- Burns - Lasers are very concentrated light sources, and incorrect application of the laser can lead to burns. They will usually be first-degree burn, meaning it's not too serious. It can be compared to a minor sunburn, and will usually heal within a few days.
- Acne Flare-Ups - When the laser beams is shined at your skin, it can often stimulate your body to produce more sebum--the oil that protects your skin from damage. An increase in sebum can increase your risk of pimples forming, and adding the dead skin and hair cells is a recipe for an acne-flare up.
- Scabs - Your body uses scabs to protect damaged skin, and the laser light can often do enough damage to your skin to cause scabs to form. They will be fairly minor scabs--similar to those produced by tattooing.
- Purpura - This is the fancy name for bruising or purpling beneath the skin. They are the result of damage being done to the small blood vessels near the surface of your skin, and are fairly common if the laser is incorrectly applied. The laser light can actually burst the blood vessels by heating up the blood cells passing through them, leading to purpura.
- Infections - Skin that has been damaged is much more susceptible to infections, and incorrectly applied laser beams can cause damage to your skin. Once the skin is damaged, it's easier for bacteria and germs to inhabit the swollen, burned tissue before the body has time to heal them. The skin infections may range from mild to serious.
Other Less Common Side Effects that you may Experience
Here are some of the other side effects that people have noticed after laser hair removal:
Discomfort from re-growing hair. If you've ever shaved your chest, you know how uncomfortable it can be to wear clothes as the hair is growing back.
Very sensitive skin. For a few days after the hair removal session, you may find that your skin is very sensitive--easily affected by creams, lotions, and environmental damage.
Skin prone to sunburn. The skin has already been exposed to a lot of light, and adding sunlight into the mix just increases the amount of damage done.
Tingling or numb skin. If the nerve endings of the skin are damaged, they may be unable to send accurate feedback to your brain.
Allergic reaction to cream or gel. A numbing cream is often used before the treatment, and you may find that your skin reacts negatively to the cream. If you apply a pain-relieving gel after the session is done, you may also experience negative allergic reactions as well.
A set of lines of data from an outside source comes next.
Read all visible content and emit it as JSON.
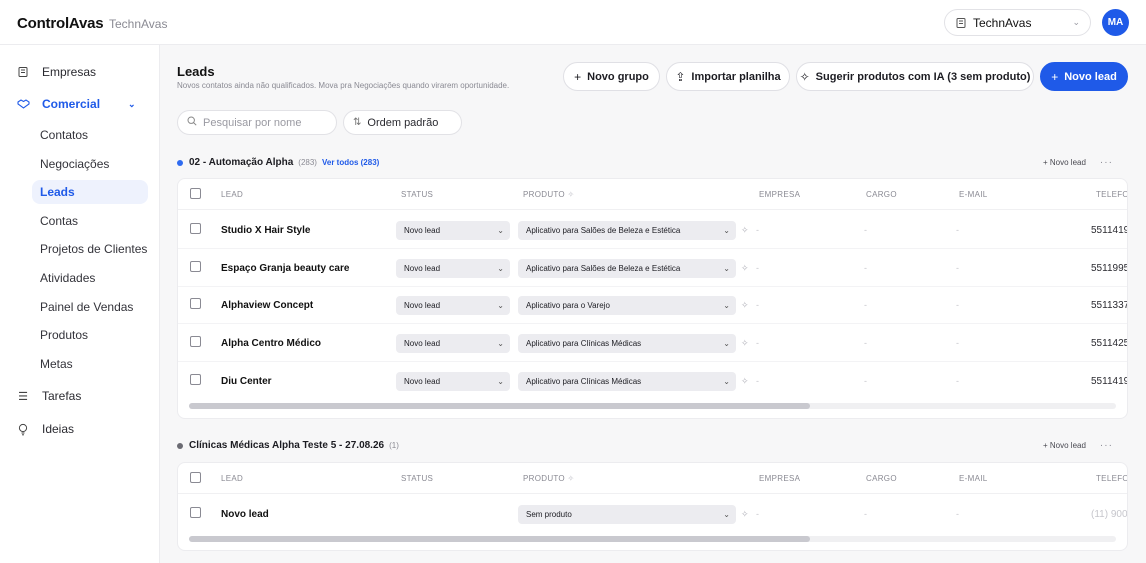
{
  "header": {
    "brand": "ControlAvas",
    "org_name": "TechnAvas",
    "org_select": "TechnAvas",
    "avatar": "MA"
  },
  "sidebar": {
    "empresas": "Empresas",
    "comercial": "Comercial",
    "sub_items": [
      "Contatos",
      "Negociações",
      "Leads",
      "Contas",
      "Projetos de Clientes",
      "Atividades",
      "Painel de Vendas",
      "Produtos",
      "Metas"
    ],
    "tarefas": "Tarefas",
    "ideias": "Ideias"
  },
  "page": {
    "title": "Leads",
    "subtitle": "Novos contatos ainda não qualificados. Mova pra Negociações quando virarem oportunidade.",
    "buttons": {
      "new_group": "Novo grupo",
      "import": "Importar planilha",
      "suggest": "Sugerir produtos com IA (3 sem produto)",
      "new_lead": "Novo lead"
    },
    "search_placeholder": "Pesquisar por nome",
    "order_label": "Ordem padrão"
  },
  "columns": [
    "LEAD",
    "STATUS",
    "PRODUTO",
    "EMPRESA",
    "CARGO",
    "E-MAIL",
    "TELEFO"
  ],
  "groups": [
    {
      "name": "02 - Automação Alpha",
      "count": "(283)",
      "see_all": "Ver todos (283)",
      "dot_color": "#2f6bf0",
      "new_lead": "+ Novo lead",
      "rows": [
        {
          "lead": "Studio X Hair Style",
          "status": "Novo lead",
          "product": "Aplicativo para Salões de Beleza e Estética",
          "empresa": "-",
          "cargo": "-",
          "email": "-",
          "phone": "5511419"
        },
        {
          "lead": "Espaço Granja beauty care",
          "status": "Novo lead",
          "product": "Aplicativo para Salões de Beleza e Estética",
          "empresa": "-",
          "cargo": "-",
          "email": "-",
          "phone": "5511995"
        },
        {
          "lead": "Alphaview Concept",
          "status": "Novo lead",
          "product": "Aplicativo para o Varejo",
          "empresa": "-",
          "cargo": "-",
          "email": "-",
          "phone": "5511337"
        },
        {
          "lead": "Alpha Centro Médico",
          "status": "Novo lead",
          "product": "Aplicativo para Clínicas Médicas",
          "empresa": "-",
          "cargo": "-",
          "email": "-",
          "phone": "5511425"
        },
        {
          "lead": "Diu Center",
          "status": "Novo lead",
          "product": "Aplicativo para Clínicas Médicas",
          "empresa": "-",
          "cargo": "-",
          "email": "-",
          "phone": "5511419"
        }
      ]
    },
    {
      "name": "Clínicas Médicas Alpha Teste 5 - 27.08.26",
      "count": "(1)",
      "dot_color": "#6b6b73",
      "new_lead": "+ Novo lead",
      "rows": [
        {
          "lead": "Novo lead",
          "product": "Sem produto",
          "empresa": "-",
          "cargo": "-",
          "email": "-",
          "phone": "(11) 900"
        }
      ]
    }
  ]
}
Here are some side effects mentioned by doctors:-
"If the settings of the laser are incorrect, any of the following may occur: blistering, darkening of the skin, erosions on the lip, development of cold sores, redness, and persistent pain. Most of these are temporary and can be avoided by proper preparation of the treated area prior to the procedure being performed."
Corey L. Hartman, MD
"Other risks, although not common, include scarring, viral infections like herpes simplex , damaging a tattoo in the area, or in very rare cases even causing more hair to grow"
Joshua L. Fox, MD
Laser Hair Removal Side Effects Study
A recent study was carried out to monitor the side effects that patients experienced from a treatment of laser hair removal.
As you can see from the chart, most people will experience redness (erythema) in the treatment area in the hour following a laser session. In some instances swelling can occur (edema).
Other less common side effects include hyperpigmentation (darkening of the skin), crusting, hypopigmentation (lightening of the skin) and blistering.
It should be noted that all the side effects listed in the study were transient and were all resolved 12 weeks after the final treatment.